“I think there are two reasons [he is still going]. One is that he uses the 24 hours to be a professional footballer. That’s very easy to say but we all know players who probably prepare for two hours a day and then live a normal life and one day expect to retire. Pepe doesn’t. Everything is done down to the detail. The desire and focus is to play another year, and play another year. And then it’s just the love for the game: knowing tactical aspects, the opposition, just that constant, constant living for the game. Of course the body needs to follow: he’s got genes that I don’t think you can buy anywhere. But he’s an example of how a player can extend his career, 24 hours a day.”

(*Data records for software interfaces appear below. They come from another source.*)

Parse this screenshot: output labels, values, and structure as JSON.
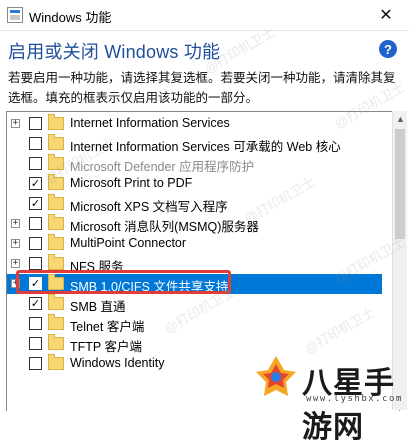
{
  "window": {
    "title": "Windows 功能",
    "close_glyph": "✕"
  },
  "heading": "启用或关闭 Windows 功能",
  "help_glyph": "?",
  "description": "若要启用一种功能，请选择其复选框。若要关闭一种功能，请清除其复选框。填充的框表示仅启用该功能的一部分。",
  "features": [
    {
      "label": "Internet Information Services",
      "expander": "+",
      "check": "",
      "disabled": false
    },
    {
      "label": "Internet Information Services 可承载的 Web 核心",
      "expander": "",
      "check": "",
      "disabled": false
    },
    {
      "label": "Microsoft Defender 应用程序防护",
      "expander": "",
      "check": "",
      "disabled": true
    },
    {
      "label": "Microsoft Print to PDF",
      "expander": "",
      "check": "✓",
      "disabled": false
    },
    {
      "label": "Microsoft XPS 文档写入程序",
      "expander": "",
      "check": "✓",
      "disabled": false
    },
    {
      "label": "Microsoft 消息队列(MSMQ)服务器",
      "expander": "+",
      "check": "",
      "disabled": false
    },
    {
      "label": "MultiPoint Connector",
      "expander": "+",
      "check": "",
      "disabled": false
    },
    {
      "label": "NFS 服务",
      "expander": "+",
      "check": "",
      "disabled": false
    },
    {
      "label": "SMB 1.0/CIFS 文件共享支持",
      "expander": "+",
      "check": "✓",
      "disabled": false,
      "selected": true
    },
    {
      "label": "SMB 直通",
      "expander": "",
      "check": "✓",
      "disabled": false
    },
    {
      "label": "Telnet 客户端",
      "expander": "",
      "check": "",
      "disabled": false
    },
    {
      "label": "TFTP 客户端",
      "expander": "",
      "check": "",
      "disabled": false
    },
    {
      "label": "Windows Identity",
      "expander": "",
      "check": "",
      "disabled": false
    }
  ],
  "scrollbar": {
    "up_glyph": "▲"
  },
  "watermark_text": "@打印机卫士",
  "logo": {
    "text": "八星手游网",
    "sub": "www.lyshbx.com"
  },
  "colors": {
    "selection": "#0078d7",
    "highlight_border": "#e03c3c",
    "heading": "#1f4e9b"
  }
}
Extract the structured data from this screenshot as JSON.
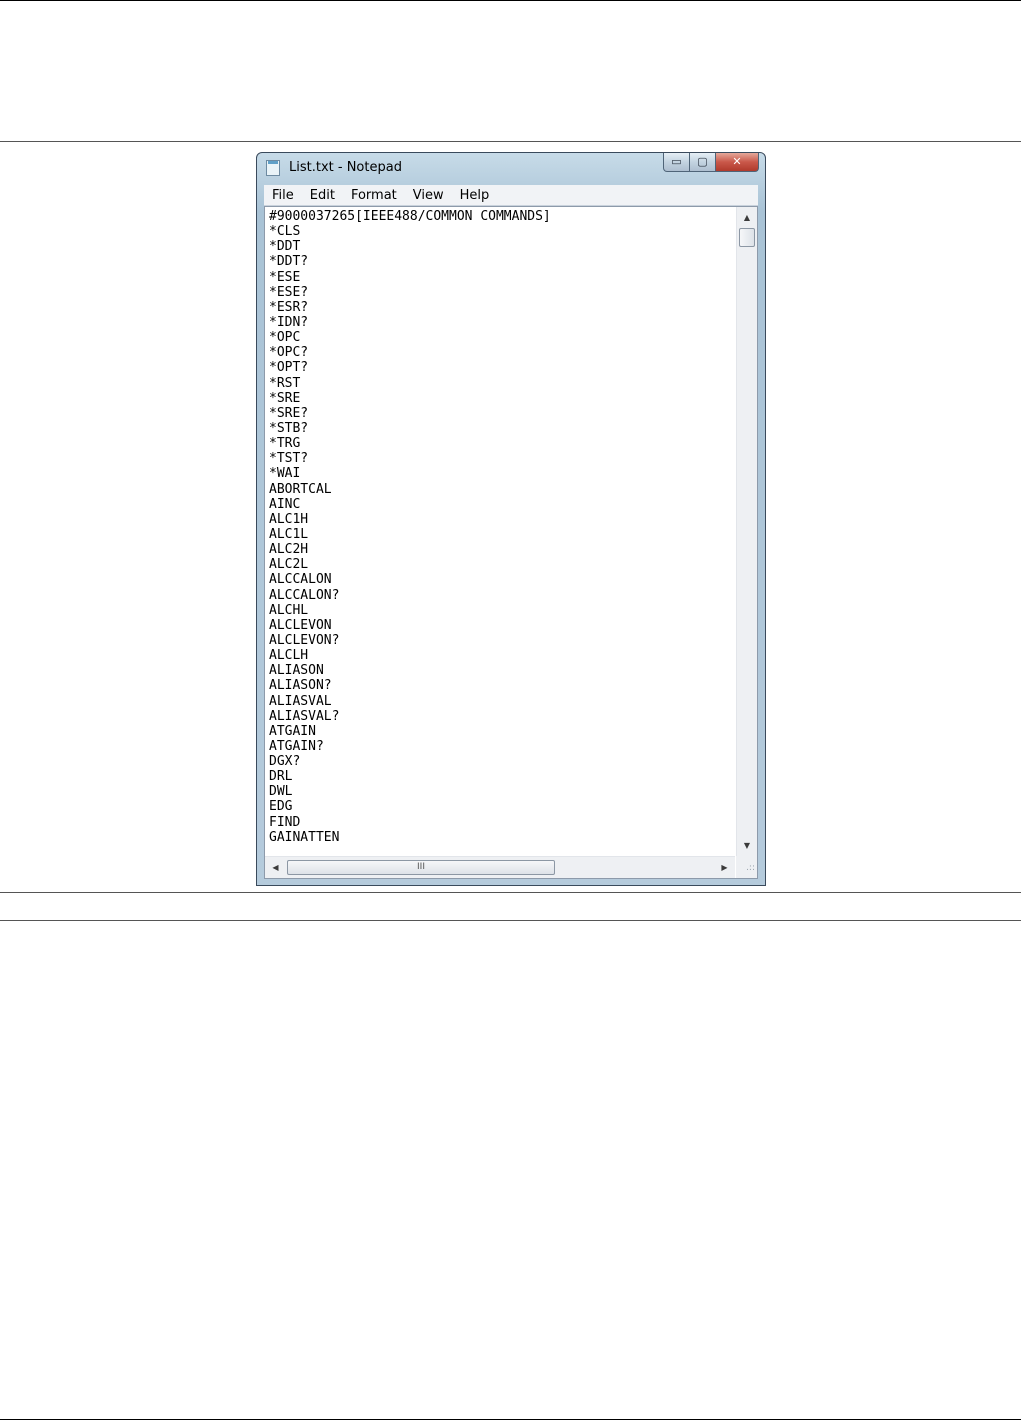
{
  "window": {
    "title": "List.txt - Notepad",
    "buttons": {
      "minimize": "▭",
      "maximize": "▢",
      "close": "✕"
    }
  },
  "menu": {
    "items": [
      {
        "label": "File"
      },
      {
        "label": "Edit"
      },
      {
        "label": "Format"
      },
      {
        "label": "View"
      },
      {
        "label": "Help"
      }
    ]
  },
  "document": {
    "lines": [
      "#9000037265[IEEE488/COMMON COMMANDS]",
      "*CLS",
      "*DDT",
      "*DDT?",
      "*ESE",
      "*ESE?",
      "*ESR?",
      "*IDN?",
      "*OPC",
      "*OPC?",
      "*OPT?",
      "*RST",
      "*SRE",
      "*SRE?",
      "*STB?",
      "*TRG",
      "*TST?",
      "*WAI",
      "ABORTCAL",
      "AINC",
      "ALC1H",
      "ALC1L",
      "ALC2H",
      "ALC2L",
      "ALCCALON",
      "ALCCALON?",
      "ALCHL",
      "ALCLEVON",
      "ALCLEVON?",
      "ALCLH",
      "ALIASON",
      "ALIASON?",
      "ALIASVAL",
      "ALIASVAL?",
      "ATGAIN",
      "ATGAIN?",
      "DGX?",
      "DRL",
      "DWL",
      "EDG",
      "FIND",
      "GAINATTEN"
    ]
  },
  "scrollbars": {
    "up_arrow": "▲",
    "down_arrow": "▼",
    "left_arrow": "◀",
    "right_arrow": "▶",
    "h_thumb_grip": "III",
    "size_grip": ".::"
  }
}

He was a chubby kid, he admits. Originally his dad called him Pepinho, little Pepe, but that didn’t make much sense as he grew slimmer, stronger and, yes, nastier. The day he shaved off his hair for the first time, his mum thought it looked awful; his dad though said it was a man’s cut. Tough became his thing. “When you have to defend ugly you have to defend ugly,” he says, although it would be ridiculous to reduce him to that, and a glance at the stats shows the fouls and cards diminishing; a glance at his game reveals a player built on thought more than force. Which at 41 probably makes sense. A glance at the whole thing, with time, reveals one of the finest defenders of his generation. Spend any time with him and the hard man vanishes.

When Antonio Rüdiger joined Real Madrid, he announced that Pepe had been his idol. “On the pitch he’s a monster; off it, he’s very nice,” the German said. With Portugal he won the Euros, eight years ago now – and he was old then. At Madrid he won it all; he wasn’t on the pitch the day that Madrid claimed their 10th European Cup a decade back, because he told Carlo Ancelotti he didn’t think he was fit and didn’t want the team to risk him. Ancelotti, who did, who was prepared to put him on “even if it’s just for the photo”, in his words, always held him up as an example of altruism.

Under Ancelotti, Pepe had earned a place after a difficult end with José Mourinho and an inauspicious beginning under the Italian, who admitted that he was not first choice but was won over. “Pepe’s problem,” Mourinho had said, “has a name and that name is Raphaël Varane.” This was “just life”; it can be hard to take, Mourinho said, when a kid overtakes you and time is slipping away. Eleven years later, Pepe is at the Euros; Varane is not. It is his fifth, a record only two others can match. One of them plays with him, and always will. Pepe promised it: still here to help.